There are many misconceptions about schizophrenia out there, and portrayals in movies and books are often far from accurate. Research the disorder thoroughly, as well as its symptoms, treatments, and lifestyle considerations. This will help you understand the challenges your loved one is facing and how best to support them on their journey. 

Be Empathetic 

Schizophrenia can be extremely isolating. Supporting a loved one with this mental disorder often means going out of your way to interact with them socially and lend a listening ear. Don’t rush to offer solutions or judgment – instead, focus on offering a steady, comforting presence when they need it. 

Offer Practical Help 
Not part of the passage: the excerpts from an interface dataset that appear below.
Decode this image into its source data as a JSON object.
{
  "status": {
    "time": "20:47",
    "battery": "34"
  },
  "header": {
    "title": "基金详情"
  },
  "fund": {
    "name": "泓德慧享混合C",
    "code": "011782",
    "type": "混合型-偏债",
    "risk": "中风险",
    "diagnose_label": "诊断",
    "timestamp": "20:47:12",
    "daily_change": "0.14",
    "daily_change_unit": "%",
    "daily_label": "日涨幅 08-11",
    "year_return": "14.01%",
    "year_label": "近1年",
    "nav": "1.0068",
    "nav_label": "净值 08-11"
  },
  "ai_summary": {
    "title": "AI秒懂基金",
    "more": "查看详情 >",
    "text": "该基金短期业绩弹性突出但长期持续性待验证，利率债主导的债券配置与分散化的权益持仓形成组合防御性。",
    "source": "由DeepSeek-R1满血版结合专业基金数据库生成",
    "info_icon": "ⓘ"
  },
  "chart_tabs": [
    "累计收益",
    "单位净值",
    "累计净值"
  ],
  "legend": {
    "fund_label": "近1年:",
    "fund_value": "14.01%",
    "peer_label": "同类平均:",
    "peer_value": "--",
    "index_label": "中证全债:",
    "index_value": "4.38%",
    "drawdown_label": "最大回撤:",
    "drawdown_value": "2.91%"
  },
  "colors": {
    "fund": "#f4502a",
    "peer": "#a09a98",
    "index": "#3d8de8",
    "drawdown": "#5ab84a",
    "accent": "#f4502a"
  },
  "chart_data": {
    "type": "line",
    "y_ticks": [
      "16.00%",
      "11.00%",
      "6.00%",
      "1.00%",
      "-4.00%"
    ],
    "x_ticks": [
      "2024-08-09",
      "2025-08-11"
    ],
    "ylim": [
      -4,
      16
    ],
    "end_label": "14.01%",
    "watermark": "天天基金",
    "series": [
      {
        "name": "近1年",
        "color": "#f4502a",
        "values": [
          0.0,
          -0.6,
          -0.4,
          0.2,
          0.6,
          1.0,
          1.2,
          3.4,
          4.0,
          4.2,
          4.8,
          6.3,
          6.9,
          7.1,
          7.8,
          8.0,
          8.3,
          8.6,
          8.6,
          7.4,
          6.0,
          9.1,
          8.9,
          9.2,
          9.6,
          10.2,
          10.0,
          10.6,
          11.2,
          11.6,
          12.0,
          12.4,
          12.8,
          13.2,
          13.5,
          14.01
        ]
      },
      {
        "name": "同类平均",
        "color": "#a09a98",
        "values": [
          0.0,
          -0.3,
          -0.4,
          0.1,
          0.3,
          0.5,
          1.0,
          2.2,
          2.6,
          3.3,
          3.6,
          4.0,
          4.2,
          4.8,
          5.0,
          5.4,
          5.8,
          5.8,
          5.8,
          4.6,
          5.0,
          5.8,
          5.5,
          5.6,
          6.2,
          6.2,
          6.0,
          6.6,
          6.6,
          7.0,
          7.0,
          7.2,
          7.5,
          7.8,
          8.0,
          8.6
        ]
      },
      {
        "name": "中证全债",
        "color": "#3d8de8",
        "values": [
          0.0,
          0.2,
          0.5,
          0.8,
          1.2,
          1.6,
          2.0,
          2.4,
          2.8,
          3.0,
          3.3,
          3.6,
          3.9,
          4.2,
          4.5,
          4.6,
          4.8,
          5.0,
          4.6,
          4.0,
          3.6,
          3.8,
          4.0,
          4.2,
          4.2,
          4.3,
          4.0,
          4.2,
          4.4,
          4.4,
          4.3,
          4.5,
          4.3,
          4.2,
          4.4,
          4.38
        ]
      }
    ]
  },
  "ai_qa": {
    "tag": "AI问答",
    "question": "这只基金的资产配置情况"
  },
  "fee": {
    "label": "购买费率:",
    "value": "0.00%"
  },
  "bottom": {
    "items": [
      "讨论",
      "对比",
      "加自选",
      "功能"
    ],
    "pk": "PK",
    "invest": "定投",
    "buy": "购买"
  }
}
Whether this means prepping meals or picking up medications, many people with schizophrenia need help with everyday errands. Ask them how you can help with their daily schedule and make life a little easier for them logistically.

Match With Schizophrenia Clinical Trials

If you have been diagnosed with schizophrenia, you could be a candidate for revolutionary clinical studies. These trials give researchers an unparalleled opportunity to learn about the condition, which can then influence future treatment options. 

Scientists and doctors are currently studying many aspects of schizophrenia. This includes the assessment of:

  • new treatment possibilities 
  • how genetics and environmental factors increase the risk of schizophrenia 
  • how schizophrenia develops and progresses

At Tandem Clinical Research, we match patients with reputable trials conducted at our research centers. If you’re interested, reach out to learn about the schizophrenia clinical trials in your area.